<<<<

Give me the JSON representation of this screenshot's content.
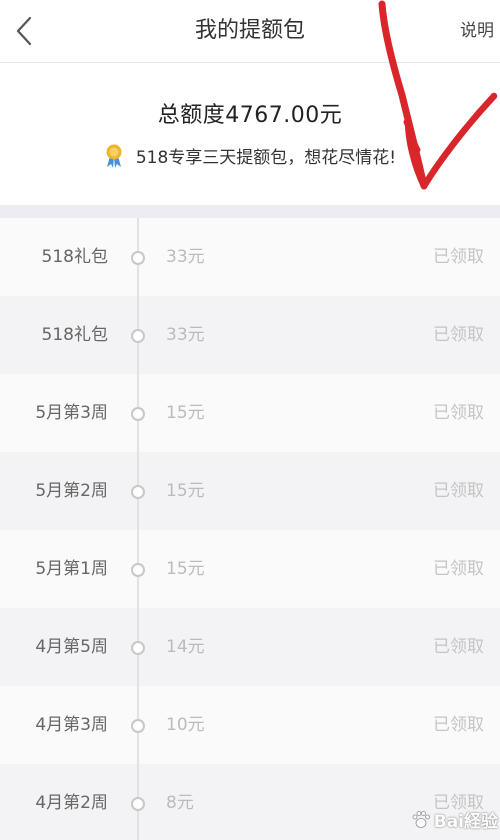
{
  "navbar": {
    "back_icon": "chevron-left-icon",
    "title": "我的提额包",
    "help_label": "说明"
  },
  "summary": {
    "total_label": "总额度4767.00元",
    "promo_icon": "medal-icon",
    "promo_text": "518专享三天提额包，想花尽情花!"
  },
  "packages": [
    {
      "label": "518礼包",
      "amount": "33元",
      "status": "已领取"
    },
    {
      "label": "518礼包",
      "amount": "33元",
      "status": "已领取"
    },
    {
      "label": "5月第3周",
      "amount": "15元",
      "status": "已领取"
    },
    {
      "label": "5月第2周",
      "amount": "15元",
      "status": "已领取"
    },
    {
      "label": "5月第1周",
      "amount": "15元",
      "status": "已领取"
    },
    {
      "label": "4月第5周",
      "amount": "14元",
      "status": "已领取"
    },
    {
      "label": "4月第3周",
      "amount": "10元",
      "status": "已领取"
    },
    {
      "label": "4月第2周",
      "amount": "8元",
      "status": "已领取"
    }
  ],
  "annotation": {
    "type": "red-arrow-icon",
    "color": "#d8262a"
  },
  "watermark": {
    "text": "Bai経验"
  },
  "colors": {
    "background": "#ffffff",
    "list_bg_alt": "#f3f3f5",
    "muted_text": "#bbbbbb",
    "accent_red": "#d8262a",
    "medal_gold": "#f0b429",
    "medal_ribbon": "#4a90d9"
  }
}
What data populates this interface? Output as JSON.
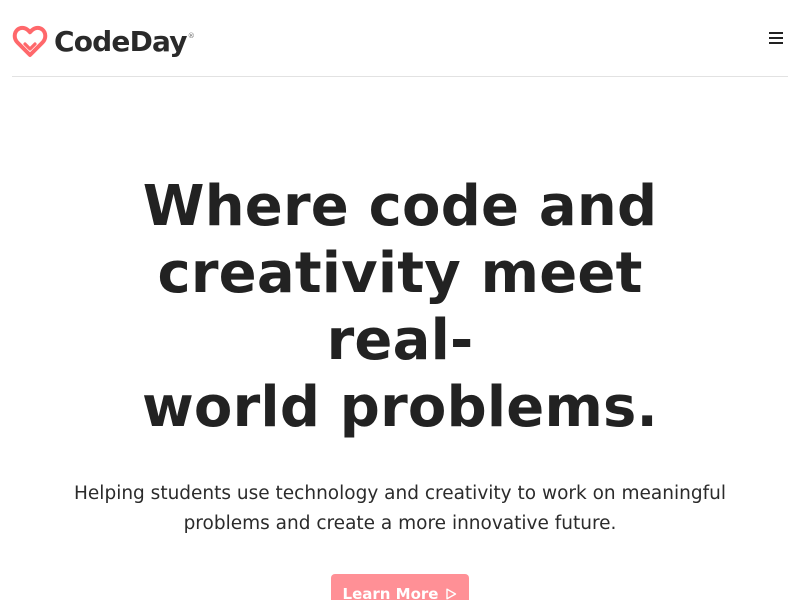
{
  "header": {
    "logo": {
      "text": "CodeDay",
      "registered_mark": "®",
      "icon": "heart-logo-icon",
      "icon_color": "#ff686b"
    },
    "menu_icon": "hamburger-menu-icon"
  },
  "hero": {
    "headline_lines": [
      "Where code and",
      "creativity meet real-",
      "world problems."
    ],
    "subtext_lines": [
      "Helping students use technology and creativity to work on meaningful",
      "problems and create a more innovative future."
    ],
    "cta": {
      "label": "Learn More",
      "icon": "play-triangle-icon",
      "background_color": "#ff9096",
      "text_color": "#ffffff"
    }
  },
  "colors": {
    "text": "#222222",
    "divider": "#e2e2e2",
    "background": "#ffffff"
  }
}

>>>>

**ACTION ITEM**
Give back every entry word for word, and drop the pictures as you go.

**TASK OUTPUT**
Give me the JSON representation of this screenshot's content.
{
  "navbar": {
    "back_icon": "chevron-left-icon",
    "title": "我的提额包",
    "help_label": "说明"
  },
  "summary": {
    "total_label": "总额度4767.00元",
    "promo_icon": "medal-icon",
    "promo_text": "518专享三天提额包，想花尽情花!"
  },
  "packages": [
    {
      "label": "518礼包",
      "amount": "33元",
      "status": "已领取"
    },
    {
      "label": "518礼包",
      "amount": "33元",
      "status": "已领取"
    },
    {
      "label": "5月第3周",
      "amount": "15元",
      "status": "已领取"
    },
    {
      "label": "5月第2周",
      "amount": "15元",
      "status": "已领取"
    },
    {
      "label": "5月第1周",
      "amount": "15元",
      "status": "已领取"
    },
    {
      "label": "4月第5周",
      "amount": "14元",
      "status": "已领取"
    },
    {
      "label": "4月第3周",
      "amount": "10元",
      "status": "已领取"
    },
    {
      "label": "4月第2周",
      "amount": "8元",
      "status": "已领取"
    }
  ],
  "annotation": {
    "type": "red-arrow-icon",
    "color": "#d8262a"
  },
  "watermark": {
    "text": "Bai経验"
  },
  "colors": {
    "background": "#ffffff",
    "list_bg_alt": "#f3f3f5",
    "muted_text": "#bbbbbb",
    "accent_red": "#d8262a",
    "medal_gold": "#f0b429",
    "medal_ribbon": "#4a90d9"
  }
}
What data populates this interface? Output as JSON.
{
  "header": {
    "logo": {
      "text": "CodeDay",
      "registered_mark": "®",
      "icon": "heart-logo-icon",
      "icon_color": "#ff686b"
    },
    "menu_icon": "hamburger-menu-icon"
  },
  "hero": {
    "headline_lines": [
      "Where code and",
      "creativity meet real-",
      "world problems."
    ],
    "subtext_lines": [
      "Helping students use technology and creativity to work on meaningful",
      "problems and create a more innovative future."
    ],
    "cta": {
      "label": "Learn More",
      "icon": "play-triangle-icon",
      "background_color": "#ff9096",
      "text_color": "#ffffff"
    }
  },
  "colors": {
    "text": "#222222",
    "divider": "#e2e2e2",
    "background": "#ffffff"
  }
}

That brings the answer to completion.